But for fans of the group and for followers of the Beat Generation, his linkup with Lennon and his friends back in 1960 was a crucial moment in sealing a lasting connection between the divergent worlds of rock’n’roll and literature in the re-spelling of that resonant, indeed legendary, name: the Beatles.
Author’s note: The term beat has been adopted in various ways and with different meanings. The Beat writers drew on US street slang, rooted in the jazz world, in which the term meant ‘beaten down’ or ‘weary’. The later beat groups of the UK were making a particular reference to the strong rhythmic qualities of their transatlantic-influenced sound, but there was no evident connection to the earlier use made by the American poets and novelists. Mersey Beat, the music newspaper, clearly acknowledged the localised Merseybeat style of Liverpool, but also drew attention to the idea of a police beat, a specific area patrolled by the forces of law and order.

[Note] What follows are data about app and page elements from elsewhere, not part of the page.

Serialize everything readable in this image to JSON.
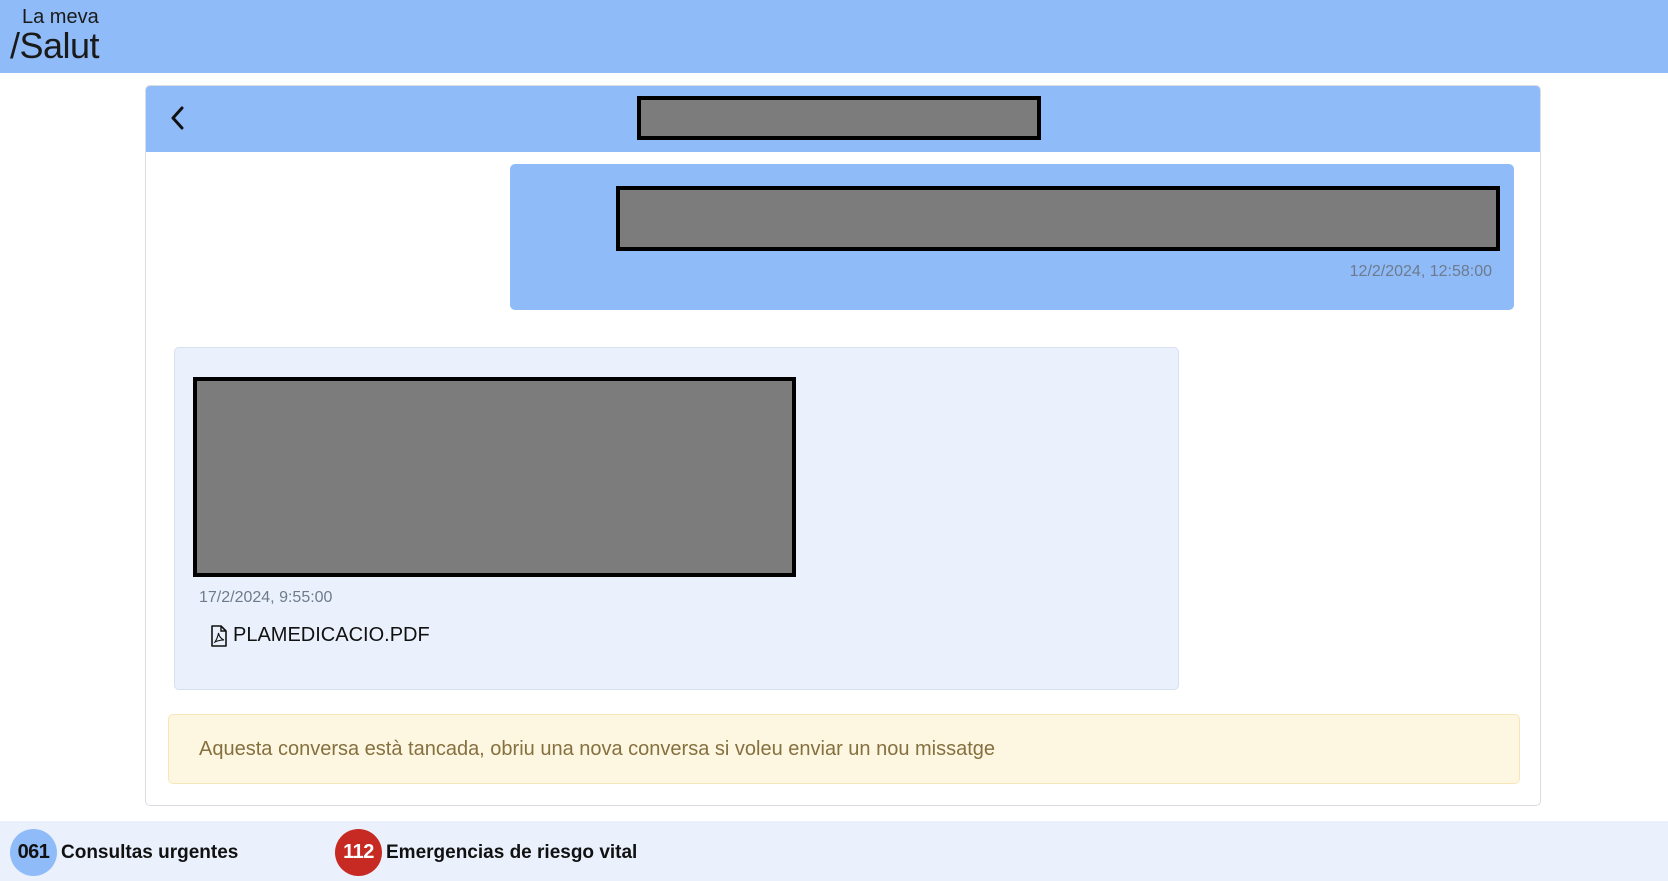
{
  "header": {
    "logo_line1": "La meva",
    "logo_line2": "/Salut",
    "brand_color": "#8fbbf8"
  },
  "conversation": {
    "back_icon": "chevron-left-icon",
    "title": "",
    "messages": [
      {
        "direction": "outgoing",
        "text": "",
        "timestamp": "12/2/2024, 12:58:00"
      },
      {
        "direction": "incoming",
        "text": "",
        "timestamp": "17/2/2024, 9:55:00",
        "attachment": {
          "icon": "pdf-file-icon",
          "name": "PLAMEDICACIO.PDF"
        }
      }
    ],
    "closed_notice": "Aquesta conversa està tancada, obriu una nova conversa si voleu enviar un nou missatge"
  },
  "footer": {
    "items": [
      {
        "badge": "061",
        "label": "Consultas urgentes",
        "color": "#8fbbf8"
      },
      {
        "badge": "112",
        "label": "Emergencias de riesgo vital",
        "color": "#c62a22"
      }
    ]
  }
}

SIMON WARNER is a writer, broadcaster and researcher in popular music at the University of Leeds in the UK. A one-time live rock reviewer with the Guardian, he takes a particular interest in the ways the American Beat Generation writers – Jack Kerouac, Allen Ginsberg, William Burroughs and others – helped to shape subsequent rock culture. His 2013 book Text and Drugs and Rock’n’Roll: The Beats and Rock Culture (Bloomsbury) was followed by a co-edited collection, with Jim Sampas, entitled Kerouac on Record: A Literary Soundtrack, also issued by Bloomsbury, in 2018. It considers the ways in which Kerouac is a writer who was influenced by music, particularly jazz, and how the On the Road author had a lasting impact on a range of major rock figures, from Dylan to Tom Waits, the Grateful Dead and Jim Morrison to Janis Joplin, Van Morrison to Patti Smith.